- What the exercise asks: I'd like the entries reproduced exactly, with all pictures omitted.

=== Begin Enclosure ===

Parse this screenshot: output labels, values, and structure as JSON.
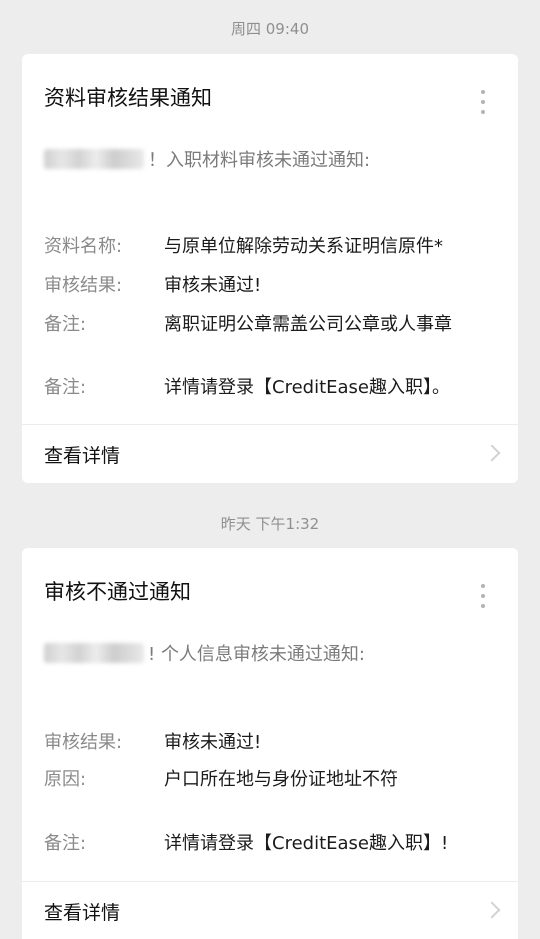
{
  "messages": [
    {
      "timestamp": "周四 09:40",
      "title": "资料审核结果通知",
      "greeting_suffix": "！入职材料审核未通过通知:",
      "fields": [
        {
          "label": "资料名称:",
          "value": "与原单位解除劳动关系证明信原件*"
        },
        {
          "label": "审核结果:",
          "value": "审核未通过!"
        },
        {
          "label": "备注:",
          "value": "离职证明公章需盖公司公章或人事章"
        },
        {
          "label": "备注:",
          "value": "详情请登录【CreditEase趣入职】。"
        }
      ],
      "details_label": "查看详情"
    },
    {
      "timestamp": "昨天 下午1:32",
      "title": "审核不通过通知",
      "greeting_suffix": "! 个人信息审核未通过通知:",
      "fields": [
        {
          "label": "审核结果:",
          "value": "审核未通过!"
        },
        {
          "label": "原因:",
          "value": "户口所在地与身份证地址不符"
        },
        {
          "label": "备注:",
          "value": "详情请登录【CreditEase趣入职】!"
        }
      ],
      "details_label": "查看详情"
    }
  ],
  "icons": {
    "more": "more-vertical-icon",
    "chevron": "chevron-right-icon"
  },
  "colors": {
    "background": "#ededed",
    "card": "#ffffff",
    "label": "#8a8a8a",
    "value": "#1b1b1b",
    "timestamp": "#8f8f8f"
  }
}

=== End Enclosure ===

- Problem solution:
Parse this screenshot: output labels, values, and structure as JSON.
{
  "messages": [
    {
      "timestamp": "周四 09:40",
      "title": "资料审核结果通知",
      "greeting_suffix": "！入职材料审核未通过通知:",
      "fields": [
        {
          "label": "资料名称:",
          "value": "与原单位解除劳动关系证明信原件*"
        },
        {
          "label": "审核结果:",
          "value": "审核未通过!"
        },
        {
          "label": "备注:",
          "value": "离职证明公章需盖公司公章或人事章"
        },
        {
          "label": "备注:",
          "value": "详情请登录【CreditEase趣入职】。"
        }
      ],
      "details_label": "查看详情"
    },
    {
      "timestamp": "昨天 下午1:32",
      "title": "审核不通过通知",
      "greeting_suffix": "! 个人信息审核未通过通知:",
      "fields": [
        {
          "label": "审核结果:",
          "value": "审核未通过!"
        },
        {
          "label": "原因:",
          "value": "户口所在地与身份证地址不符"
        },
        {
          "label": "备注:",
          "value": "详情请登录【CreditEase趣入职】!"
        }
      ],
      "details_label": "查看详情"
    }
  ],
  "icons": {
    "more": "more-vertical-icon",
    "chevron": "chevron-right-icon"
  },
  "colors": {
    "background": "#ededed",
    "card": "#ffffff",
    "label": "#8a8a8a",
    "value": "#1b1b1b",
    "timestamp": "#8f8f8f"
  }
}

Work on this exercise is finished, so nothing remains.